> **WHAT THE TASK ASKS**
Here the job is to restate every entry word for word.

> **GIVEN INFORMATION**
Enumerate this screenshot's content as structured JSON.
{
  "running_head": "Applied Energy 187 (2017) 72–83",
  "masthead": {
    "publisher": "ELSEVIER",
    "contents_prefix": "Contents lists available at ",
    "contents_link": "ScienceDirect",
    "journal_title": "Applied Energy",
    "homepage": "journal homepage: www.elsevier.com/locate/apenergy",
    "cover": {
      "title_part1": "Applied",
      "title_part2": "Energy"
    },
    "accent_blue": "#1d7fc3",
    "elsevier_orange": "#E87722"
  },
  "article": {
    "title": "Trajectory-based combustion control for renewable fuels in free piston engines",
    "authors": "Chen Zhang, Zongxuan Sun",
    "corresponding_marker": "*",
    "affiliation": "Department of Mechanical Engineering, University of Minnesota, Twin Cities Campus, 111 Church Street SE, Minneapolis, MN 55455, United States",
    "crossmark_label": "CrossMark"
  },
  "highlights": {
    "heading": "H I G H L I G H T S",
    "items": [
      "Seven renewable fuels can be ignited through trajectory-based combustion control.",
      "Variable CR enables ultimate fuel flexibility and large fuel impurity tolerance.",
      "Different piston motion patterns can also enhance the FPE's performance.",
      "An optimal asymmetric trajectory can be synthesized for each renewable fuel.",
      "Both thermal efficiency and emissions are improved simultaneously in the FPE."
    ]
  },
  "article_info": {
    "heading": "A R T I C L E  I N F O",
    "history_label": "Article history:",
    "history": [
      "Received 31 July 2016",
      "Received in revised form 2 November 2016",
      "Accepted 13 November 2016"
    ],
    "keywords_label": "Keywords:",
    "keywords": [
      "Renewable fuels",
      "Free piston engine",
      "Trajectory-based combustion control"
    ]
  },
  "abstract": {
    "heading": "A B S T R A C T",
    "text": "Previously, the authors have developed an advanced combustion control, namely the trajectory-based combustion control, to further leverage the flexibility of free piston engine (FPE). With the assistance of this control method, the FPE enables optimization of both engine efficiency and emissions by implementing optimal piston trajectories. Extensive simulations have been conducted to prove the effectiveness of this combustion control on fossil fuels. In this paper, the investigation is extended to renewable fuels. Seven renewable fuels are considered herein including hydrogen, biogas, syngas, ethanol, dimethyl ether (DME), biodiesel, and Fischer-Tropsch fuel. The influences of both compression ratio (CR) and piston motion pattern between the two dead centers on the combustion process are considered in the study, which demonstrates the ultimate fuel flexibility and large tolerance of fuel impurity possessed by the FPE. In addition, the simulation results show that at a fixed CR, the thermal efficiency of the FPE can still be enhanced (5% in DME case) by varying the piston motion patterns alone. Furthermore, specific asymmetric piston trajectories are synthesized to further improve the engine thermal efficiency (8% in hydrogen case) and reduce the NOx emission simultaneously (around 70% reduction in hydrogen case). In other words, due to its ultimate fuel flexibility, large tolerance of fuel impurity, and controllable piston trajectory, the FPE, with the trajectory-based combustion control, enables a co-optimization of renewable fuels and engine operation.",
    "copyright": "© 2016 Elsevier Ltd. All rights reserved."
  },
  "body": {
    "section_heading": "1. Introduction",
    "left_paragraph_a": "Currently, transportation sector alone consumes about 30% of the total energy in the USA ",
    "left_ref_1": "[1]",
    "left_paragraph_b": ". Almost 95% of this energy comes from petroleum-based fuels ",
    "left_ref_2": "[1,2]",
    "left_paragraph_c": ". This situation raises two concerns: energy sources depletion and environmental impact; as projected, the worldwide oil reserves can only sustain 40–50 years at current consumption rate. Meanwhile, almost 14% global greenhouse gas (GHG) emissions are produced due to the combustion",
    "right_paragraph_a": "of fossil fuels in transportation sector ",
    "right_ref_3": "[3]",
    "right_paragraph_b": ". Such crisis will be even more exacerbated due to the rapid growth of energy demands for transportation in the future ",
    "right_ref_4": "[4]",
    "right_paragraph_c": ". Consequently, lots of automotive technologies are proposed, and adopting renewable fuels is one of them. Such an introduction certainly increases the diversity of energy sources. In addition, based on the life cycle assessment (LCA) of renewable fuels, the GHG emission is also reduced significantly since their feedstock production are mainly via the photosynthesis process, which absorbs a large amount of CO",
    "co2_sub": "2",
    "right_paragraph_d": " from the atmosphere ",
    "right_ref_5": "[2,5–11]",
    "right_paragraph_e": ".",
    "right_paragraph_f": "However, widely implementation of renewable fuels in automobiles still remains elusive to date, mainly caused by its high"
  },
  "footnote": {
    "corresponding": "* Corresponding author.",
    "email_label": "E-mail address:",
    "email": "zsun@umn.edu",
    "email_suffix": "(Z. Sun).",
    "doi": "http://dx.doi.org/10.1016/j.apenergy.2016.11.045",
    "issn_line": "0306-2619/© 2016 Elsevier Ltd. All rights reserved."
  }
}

> **COMPLETED TASK**
Enumerate this screenshot's content as structured JSON.
{
  "running_head": "Applied Energy 187 (2017) 72–83",
  "masthead": {
    "publisher": "ELSEVIER",
    "contents_prefix": "Contents lists available at ",
    "contents_link": "ScienceDirect",
    "journal_title": "Applied Energy",
    "homepage": "journal homepage: www.elsevier.com/locate/apenergy",
    "cover": {
      "title_part1": "Applied",
      "title_part2": "Energy"
    },
    "accent_blue": "#1d7fc3",
    "elsevier_orange": "#E87722"
  },
  "article": {
    "title": "Trajectory-based combustion control for renewable fuels in free piston engines",
    "authors": "Chen Zhang, Zongxuan Sun",
    "corresponding_marker": "*",
    "affiliation": "Department of Mechanical Engineering, University of Minnesota, Twin Cities Campus, 111 Church Street SE, Minneapolis, MN 55455, United States",
    "crossmark_label": "CrossMark"
  },
  "highlights": {
    "heading": "H I G H L I G H T S",
    "items": [
      "Seven renewable fuels can be ignited through trajectory-based combustion control.",
      "Variable CR enables ultimate fuel flexibility and large fuel impurity tolerance.",
      "Different piston motion patterns can also enhance the FPE's performance.",
      "An optimal asymmetric trajectory can be synthesized for each renewable fuel.",
      "Both thermal efficiency and emissions are improved simultaneously in the FPE."
    ]
  },
  "article_info": {
    "heading": "A R T I C L E  I N F O",
    "history_label": "Article history:",
    "history": [
      "Received 31 July 2016",
      "Received in revised form 2 November 2016",
      "Accepted 13 November 2016"
    ],
    "keywords_label": "Keywords:",
    "keywords": [
      "Renewable fuels",
      "Free piston engine",
      "Trajectory-based combustion control"
    ]
  },
  "abstract": {
    "heading": "A B S T R A C T",
    "text": "Previously, the authors have developed an advanced combustion control, namely the trajectory-based combustion control, to further leverage the flexibility of free piston engine (FPE). With the assistance of this control method, the FPE enables optimization of both engine efficiency and emissions by implementing optimal piston trajectories. Extensive simulations have been conducted to prove the effectiveness of this combustion control on fossil fuels. In this paper, the investigation is extended to renewable fuels. Seven renewable fuels are considered herein including hydrogen, biogas, syngas, ethanol, dimethyl ether (DME), biodiesel, and Fischer-Tropsch fuel. The influences of both compression ratio (CR) and piston motion pattern between the two dead centers on the combustion process are considered in the study, which demonstrates the ultimate fuel flexibility and large tolerance of fuel impurity possessed by the FPE. In addition, the simulation results show that at a fixed CR, the thermal efficiency of the FPE can still be enhanced (5% in DME case) by varying the piston motion patterns alone. Furthermore, specific asymmetric piston trajectories are synthesized to further improve the engine thermal efficiency (8% in hydrogen case) and reduce the NOx emission simultaneously (around 70% reduction in hydrogen case). In other words, due to its ultimate fuel flexibility, large tolerance of fuel impurity, and controllable piston trajectory, the FPE, with the trajectory-based combustion control, enables a co-optimization of renewable fuels and engine operation.",
    "copyright": "© 2016 Elsevier Ltd. All rights reserved."
  },
  "body": {
    "section_heading": "1. Introduction",
    "left_paragraph_a": "Currently, transportation sector alone consumes about 30% of the total energy in the USA ",
    "left_ref_1": "[1]",
    "left_paragraph_b": ". Almost 95% of this energy comes from petroleum-based fuels ",
    "left_ref_2": "[1,2]",
    "left_paragraph_c": ". This situation raises two concerns: energy sources depletion and environmental impact; as projected, the worldwide oil reserves can only sustain 40–50 years at current consumption rate. Meanwhile, almost 14% global greenhouse gas (GHG) emissions are produced due to the combustion",
    "right_paragraph_a": "of fossil fuels in transportation sector ",
    "right_ref_3": "[3]",
    "right_paragraph_b": ". Such crisis will be even more exacerbated due to the rapid growth of energy demands for transportation in the future ",
    "right_ref_4": "[4]",
    "right_paragraph_c": ". Consequently, lots of automotive technologies are proposed, and adopting renewable fuels is one of them. Such an introduction certainly increases the diversity of energy sources. In addition, based on the life cycle assessment (LCA) of renewable fuels, the GHG emission is also reduced significantly since their feedstock production are mainly via the photosynthesis process, which absorbs a large amount of CO",
    "co2_sub": "2",
    "right_paragraph_d": " from the atmosphere ",
    "right_ref_5": "[2,5–11]",
    "right_paragraph_e": ".",
    "right_paragraph_f": "However, widely implementation of renewable fuels in automobiles still remains elusive to date, mainly caused by its high"
  },
  "footnote": {
    "corresponding": "* Corresponding author.",
    "email_label": "E-mail address:",
    "email": "zsun@umn.edu",
    "email_suffix": "(Z. Sun).",
    "doi": "http://dx.doi.org/10.1016/j.apenergy.2016.11.045",
    "issn_line": "0306-2619/© 2016 Elsevier Ltd. All rights reserved."
  }
}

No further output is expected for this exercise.